Records drawn from a dataset:
· · · ·

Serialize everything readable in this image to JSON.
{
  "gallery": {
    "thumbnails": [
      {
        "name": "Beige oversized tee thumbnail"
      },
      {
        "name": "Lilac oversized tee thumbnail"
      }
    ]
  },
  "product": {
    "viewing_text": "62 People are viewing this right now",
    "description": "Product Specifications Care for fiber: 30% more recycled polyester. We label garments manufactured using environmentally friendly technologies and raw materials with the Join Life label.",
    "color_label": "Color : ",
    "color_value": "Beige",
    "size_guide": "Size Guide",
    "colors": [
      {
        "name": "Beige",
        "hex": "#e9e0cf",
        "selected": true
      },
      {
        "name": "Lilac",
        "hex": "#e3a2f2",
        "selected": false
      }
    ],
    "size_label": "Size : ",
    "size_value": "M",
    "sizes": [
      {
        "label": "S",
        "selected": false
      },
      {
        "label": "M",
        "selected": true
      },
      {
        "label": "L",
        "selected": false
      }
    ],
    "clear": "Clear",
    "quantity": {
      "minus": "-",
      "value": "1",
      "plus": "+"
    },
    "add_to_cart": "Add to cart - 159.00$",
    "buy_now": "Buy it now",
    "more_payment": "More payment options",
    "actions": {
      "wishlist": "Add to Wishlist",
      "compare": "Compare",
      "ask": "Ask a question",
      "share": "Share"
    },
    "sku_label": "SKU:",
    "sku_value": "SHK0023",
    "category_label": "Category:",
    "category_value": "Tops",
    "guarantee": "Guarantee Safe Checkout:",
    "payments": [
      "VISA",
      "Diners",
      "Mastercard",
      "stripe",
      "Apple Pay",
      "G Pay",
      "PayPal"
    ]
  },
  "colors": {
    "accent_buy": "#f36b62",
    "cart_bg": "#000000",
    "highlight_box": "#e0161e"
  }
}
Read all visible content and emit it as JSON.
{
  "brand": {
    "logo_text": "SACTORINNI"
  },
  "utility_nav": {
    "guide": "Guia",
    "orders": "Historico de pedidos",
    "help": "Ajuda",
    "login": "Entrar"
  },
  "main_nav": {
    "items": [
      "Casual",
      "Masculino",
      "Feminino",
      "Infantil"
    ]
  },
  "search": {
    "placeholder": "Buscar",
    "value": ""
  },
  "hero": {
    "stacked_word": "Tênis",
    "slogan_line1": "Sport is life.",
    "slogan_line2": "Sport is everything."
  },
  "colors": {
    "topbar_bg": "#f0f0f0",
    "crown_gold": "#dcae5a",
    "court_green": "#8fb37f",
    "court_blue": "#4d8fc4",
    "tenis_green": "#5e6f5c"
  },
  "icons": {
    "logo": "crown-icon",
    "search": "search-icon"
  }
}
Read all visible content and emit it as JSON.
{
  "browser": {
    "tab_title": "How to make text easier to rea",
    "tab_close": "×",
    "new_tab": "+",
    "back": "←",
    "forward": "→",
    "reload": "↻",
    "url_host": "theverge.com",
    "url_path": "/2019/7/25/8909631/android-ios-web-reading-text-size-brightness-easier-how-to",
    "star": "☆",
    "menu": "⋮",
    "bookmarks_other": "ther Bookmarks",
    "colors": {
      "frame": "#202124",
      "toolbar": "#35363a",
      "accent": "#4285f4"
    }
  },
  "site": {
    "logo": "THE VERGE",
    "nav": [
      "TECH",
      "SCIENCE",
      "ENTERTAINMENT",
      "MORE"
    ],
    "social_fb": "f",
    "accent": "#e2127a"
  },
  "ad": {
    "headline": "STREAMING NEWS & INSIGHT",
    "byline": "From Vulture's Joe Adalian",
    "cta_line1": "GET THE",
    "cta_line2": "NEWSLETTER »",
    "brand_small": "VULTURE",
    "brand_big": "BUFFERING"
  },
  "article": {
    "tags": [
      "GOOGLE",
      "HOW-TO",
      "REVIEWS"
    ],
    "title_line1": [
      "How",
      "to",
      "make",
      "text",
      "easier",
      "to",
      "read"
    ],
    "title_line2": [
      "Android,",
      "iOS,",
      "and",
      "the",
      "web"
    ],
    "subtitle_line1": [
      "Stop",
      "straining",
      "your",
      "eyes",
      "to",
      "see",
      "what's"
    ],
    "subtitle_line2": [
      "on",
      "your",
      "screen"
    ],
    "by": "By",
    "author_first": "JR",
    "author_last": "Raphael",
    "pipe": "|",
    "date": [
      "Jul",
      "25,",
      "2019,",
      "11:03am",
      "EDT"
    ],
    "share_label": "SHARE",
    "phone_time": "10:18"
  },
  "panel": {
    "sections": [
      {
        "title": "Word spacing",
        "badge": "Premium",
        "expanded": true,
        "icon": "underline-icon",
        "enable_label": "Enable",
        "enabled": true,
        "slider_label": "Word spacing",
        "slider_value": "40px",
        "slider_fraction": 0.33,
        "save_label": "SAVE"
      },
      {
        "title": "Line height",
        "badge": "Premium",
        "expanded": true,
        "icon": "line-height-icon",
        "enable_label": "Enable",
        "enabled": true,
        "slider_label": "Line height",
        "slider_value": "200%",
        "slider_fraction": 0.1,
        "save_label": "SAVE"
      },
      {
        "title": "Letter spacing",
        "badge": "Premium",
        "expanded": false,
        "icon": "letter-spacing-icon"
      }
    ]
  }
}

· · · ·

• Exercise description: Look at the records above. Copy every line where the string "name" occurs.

• The completed task:
        "name": "Beige oversized tee thumbnail"
        "name": "Lilac oversized tee thumbnail"
        "name": "Beige",
        "name": "Lilac",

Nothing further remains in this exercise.